■ Task prompt
Return every line from the records below in which the word "current" is found.

■ Record set
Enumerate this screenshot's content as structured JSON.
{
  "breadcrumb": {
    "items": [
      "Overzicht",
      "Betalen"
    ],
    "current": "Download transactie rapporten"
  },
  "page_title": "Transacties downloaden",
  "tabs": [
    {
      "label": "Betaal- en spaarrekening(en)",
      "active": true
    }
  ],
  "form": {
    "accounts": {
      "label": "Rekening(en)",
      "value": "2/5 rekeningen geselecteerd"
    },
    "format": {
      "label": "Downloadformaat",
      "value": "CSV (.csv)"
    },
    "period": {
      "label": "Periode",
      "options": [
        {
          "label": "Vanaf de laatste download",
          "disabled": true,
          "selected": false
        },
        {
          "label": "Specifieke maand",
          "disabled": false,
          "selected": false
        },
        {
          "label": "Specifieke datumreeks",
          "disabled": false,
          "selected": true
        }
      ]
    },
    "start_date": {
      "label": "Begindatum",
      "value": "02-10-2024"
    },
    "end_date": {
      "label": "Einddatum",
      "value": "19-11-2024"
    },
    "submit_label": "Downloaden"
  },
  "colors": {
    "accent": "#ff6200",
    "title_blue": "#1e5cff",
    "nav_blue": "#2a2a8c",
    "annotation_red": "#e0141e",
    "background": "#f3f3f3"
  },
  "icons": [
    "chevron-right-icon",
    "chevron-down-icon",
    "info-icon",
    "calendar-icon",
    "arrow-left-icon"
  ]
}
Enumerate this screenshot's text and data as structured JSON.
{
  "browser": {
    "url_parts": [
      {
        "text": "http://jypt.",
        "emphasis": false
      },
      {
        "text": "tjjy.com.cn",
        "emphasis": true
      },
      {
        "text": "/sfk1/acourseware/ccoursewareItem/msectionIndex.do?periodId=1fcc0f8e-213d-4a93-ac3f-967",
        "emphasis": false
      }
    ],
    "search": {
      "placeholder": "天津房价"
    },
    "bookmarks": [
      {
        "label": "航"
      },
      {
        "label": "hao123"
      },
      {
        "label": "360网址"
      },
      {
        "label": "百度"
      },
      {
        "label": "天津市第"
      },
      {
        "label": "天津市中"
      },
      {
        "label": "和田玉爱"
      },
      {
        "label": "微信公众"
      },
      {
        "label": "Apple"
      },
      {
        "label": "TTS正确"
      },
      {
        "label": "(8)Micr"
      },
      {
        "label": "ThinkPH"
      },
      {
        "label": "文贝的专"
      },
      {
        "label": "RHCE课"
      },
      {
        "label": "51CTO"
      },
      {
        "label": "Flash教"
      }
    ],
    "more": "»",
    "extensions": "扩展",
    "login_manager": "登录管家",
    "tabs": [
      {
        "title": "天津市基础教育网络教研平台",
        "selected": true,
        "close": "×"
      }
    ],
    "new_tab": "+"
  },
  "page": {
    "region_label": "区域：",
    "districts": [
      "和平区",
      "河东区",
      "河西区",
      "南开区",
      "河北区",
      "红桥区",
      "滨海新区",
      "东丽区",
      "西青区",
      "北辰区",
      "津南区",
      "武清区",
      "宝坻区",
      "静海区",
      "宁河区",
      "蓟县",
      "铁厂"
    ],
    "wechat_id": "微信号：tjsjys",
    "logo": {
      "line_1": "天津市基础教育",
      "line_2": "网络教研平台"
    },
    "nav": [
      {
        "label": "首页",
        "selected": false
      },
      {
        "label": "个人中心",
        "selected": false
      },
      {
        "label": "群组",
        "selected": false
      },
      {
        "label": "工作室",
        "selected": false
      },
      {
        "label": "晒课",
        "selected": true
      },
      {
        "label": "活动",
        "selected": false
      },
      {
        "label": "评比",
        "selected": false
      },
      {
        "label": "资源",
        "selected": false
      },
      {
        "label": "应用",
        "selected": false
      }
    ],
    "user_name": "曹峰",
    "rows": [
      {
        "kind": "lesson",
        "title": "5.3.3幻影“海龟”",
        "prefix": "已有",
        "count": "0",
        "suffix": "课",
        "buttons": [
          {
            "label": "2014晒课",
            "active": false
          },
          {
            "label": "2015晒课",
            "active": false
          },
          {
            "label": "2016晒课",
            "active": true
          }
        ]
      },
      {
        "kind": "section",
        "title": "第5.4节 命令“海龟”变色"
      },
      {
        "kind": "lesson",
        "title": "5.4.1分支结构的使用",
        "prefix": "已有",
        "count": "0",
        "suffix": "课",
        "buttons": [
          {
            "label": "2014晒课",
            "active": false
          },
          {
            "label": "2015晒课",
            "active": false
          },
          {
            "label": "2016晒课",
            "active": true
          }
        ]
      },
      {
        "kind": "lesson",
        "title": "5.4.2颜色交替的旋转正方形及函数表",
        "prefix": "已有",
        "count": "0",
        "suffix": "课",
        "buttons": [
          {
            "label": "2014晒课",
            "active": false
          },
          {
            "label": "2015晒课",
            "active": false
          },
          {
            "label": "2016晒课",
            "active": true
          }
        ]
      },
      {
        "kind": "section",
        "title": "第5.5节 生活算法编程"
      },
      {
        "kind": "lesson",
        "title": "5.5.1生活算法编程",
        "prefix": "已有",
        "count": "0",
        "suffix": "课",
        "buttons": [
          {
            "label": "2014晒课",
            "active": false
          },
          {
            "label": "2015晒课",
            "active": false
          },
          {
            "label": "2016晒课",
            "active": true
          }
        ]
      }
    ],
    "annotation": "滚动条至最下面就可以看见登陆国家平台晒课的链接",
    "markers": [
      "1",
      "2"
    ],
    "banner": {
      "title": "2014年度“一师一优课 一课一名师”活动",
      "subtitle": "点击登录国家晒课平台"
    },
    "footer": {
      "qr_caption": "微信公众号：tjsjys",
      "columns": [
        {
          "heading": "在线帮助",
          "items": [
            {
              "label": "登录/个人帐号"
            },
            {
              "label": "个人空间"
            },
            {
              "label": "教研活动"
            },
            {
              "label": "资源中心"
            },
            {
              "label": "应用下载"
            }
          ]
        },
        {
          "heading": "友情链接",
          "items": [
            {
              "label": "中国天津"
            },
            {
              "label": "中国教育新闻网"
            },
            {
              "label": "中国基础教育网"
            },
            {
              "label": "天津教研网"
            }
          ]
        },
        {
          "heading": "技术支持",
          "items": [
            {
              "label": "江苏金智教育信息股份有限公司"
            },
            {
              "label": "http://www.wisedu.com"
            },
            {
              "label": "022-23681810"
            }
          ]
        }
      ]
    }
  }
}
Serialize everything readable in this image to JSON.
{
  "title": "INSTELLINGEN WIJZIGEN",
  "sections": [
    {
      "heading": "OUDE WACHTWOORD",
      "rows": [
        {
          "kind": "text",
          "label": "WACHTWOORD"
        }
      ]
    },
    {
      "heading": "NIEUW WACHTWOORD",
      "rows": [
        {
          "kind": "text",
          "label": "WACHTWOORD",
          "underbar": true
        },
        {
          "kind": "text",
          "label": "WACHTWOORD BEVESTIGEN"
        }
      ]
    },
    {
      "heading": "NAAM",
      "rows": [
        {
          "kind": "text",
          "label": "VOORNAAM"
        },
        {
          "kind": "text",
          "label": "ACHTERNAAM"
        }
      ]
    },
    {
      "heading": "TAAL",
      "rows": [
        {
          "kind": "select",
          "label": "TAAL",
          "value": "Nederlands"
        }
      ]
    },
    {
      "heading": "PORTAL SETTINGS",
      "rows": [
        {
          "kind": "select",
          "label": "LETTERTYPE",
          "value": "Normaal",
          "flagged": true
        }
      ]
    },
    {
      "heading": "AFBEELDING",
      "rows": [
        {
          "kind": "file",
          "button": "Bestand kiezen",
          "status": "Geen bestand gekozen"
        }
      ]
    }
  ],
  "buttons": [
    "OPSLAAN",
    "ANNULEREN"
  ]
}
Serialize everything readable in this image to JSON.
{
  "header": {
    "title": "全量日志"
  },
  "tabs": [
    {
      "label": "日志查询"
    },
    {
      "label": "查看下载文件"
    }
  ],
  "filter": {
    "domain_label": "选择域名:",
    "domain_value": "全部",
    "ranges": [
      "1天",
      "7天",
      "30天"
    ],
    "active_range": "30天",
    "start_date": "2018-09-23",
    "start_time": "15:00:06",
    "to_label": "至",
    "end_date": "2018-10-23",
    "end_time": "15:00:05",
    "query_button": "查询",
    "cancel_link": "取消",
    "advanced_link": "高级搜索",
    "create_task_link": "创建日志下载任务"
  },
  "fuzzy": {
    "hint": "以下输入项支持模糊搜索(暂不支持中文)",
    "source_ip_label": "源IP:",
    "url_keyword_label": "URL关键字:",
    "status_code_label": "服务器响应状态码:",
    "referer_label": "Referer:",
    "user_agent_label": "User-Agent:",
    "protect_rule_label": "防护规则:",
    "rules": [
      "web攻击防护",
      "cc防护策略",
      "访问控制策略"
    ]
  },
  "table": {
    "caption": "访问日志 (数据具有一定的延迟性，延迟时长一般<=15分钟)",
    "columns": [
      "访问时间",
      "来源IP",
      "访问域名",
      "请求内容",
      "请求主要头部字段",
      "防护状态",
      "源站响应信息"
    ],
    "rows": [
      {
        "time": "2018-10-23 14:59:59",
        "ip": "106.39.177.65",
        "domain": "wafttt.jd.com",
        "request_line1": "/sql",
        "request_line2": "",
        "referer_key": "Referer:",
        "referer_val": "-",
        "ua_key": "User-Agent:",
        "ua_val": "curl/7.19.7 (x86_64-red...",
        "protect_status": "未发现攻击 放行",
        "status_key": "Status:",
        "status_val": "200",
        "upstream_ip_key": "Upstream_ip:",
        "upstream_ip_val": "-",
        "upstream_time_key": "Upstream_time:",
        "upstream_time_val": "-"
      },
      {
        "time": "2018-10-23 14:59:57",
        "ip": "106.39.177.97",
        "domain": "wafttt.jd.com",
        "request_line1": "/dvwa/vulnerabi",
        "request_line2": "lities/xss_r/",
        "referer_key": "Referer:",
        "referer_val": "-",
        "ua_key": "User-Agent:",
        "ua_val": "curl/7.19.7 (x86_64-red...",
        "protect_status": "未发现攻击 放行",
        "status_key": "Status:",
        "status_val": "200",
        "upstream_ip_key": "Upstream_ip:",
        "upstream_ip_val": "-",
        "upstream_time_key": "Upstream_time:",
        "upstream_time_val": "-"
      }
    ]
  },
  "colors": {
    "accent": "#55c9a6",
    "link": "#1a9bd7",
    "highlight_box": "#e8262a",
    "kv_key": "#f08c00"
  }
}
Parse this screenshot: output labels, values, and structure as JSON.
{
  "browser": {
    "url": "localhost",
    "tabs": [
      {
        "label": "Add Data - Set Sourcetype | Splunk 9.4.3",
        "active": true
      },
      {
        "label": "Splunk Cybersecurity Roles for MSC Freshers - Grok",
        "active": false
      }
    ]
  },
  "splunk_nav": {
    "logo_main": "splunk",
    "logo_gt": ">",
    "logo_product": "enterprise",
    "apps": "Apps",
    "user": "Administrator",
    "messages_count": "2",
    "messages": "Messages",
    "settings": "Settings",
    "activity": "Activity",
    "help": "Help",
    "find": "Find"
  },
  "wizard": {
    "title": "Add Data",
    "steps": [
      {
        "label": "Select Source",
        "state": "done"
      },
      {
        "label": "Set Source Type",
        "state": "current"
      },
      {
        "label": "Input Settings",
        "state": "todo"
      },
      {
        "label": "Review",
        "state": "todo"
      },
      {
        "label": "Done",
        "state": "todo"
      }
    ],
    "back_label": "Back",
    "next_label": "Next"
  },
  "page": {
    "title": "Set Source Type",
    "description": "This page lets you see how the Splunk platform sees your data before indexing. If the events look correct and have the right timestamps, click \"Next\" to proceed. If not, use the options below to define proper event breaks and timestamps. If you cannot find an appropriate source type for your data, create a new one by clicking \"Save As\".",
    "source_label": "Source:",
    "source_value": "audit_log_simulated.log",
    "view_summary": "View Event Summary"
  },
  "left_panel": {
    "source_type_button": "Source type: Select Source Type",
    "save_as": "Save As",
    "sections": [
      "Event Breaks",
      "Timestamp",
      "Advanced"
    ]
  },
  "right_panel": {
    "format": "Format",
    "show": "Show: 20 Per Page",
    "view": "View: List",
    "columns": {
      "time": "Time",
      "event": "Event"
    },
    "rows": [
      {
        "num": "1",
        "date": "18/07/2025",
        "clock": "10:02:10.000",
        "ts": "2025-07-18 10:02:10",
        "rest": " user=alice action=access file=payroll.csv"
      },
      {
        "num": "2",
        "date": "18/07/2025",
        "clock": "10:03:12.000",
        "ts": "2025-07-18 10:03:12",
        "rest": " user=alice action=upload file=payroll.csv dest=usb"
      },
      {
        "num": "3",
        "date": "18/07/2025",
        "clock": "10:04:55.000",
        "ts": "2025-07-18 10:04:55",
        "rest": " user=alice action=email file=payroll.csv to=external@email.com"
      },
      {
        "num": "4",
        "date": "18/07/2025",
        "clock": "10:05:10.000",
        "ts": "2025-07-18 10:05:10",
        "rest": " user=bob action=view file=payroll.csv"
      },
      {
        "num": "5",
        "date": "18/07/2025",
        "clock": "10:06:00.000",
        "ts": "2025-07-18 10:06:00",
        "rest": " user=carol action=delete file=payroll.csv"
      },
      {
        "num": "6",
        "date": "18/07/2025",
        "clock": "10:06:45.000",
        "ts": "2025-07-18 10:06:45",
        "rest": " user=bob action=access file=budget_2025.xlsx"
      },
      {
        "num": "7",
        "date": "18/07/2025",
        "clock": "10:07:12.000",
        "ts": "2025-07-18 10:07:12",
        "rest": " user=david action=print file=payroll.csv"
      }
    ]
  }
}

■ Written reply
    "current": "Download transactie rapporten"
        "state": "current"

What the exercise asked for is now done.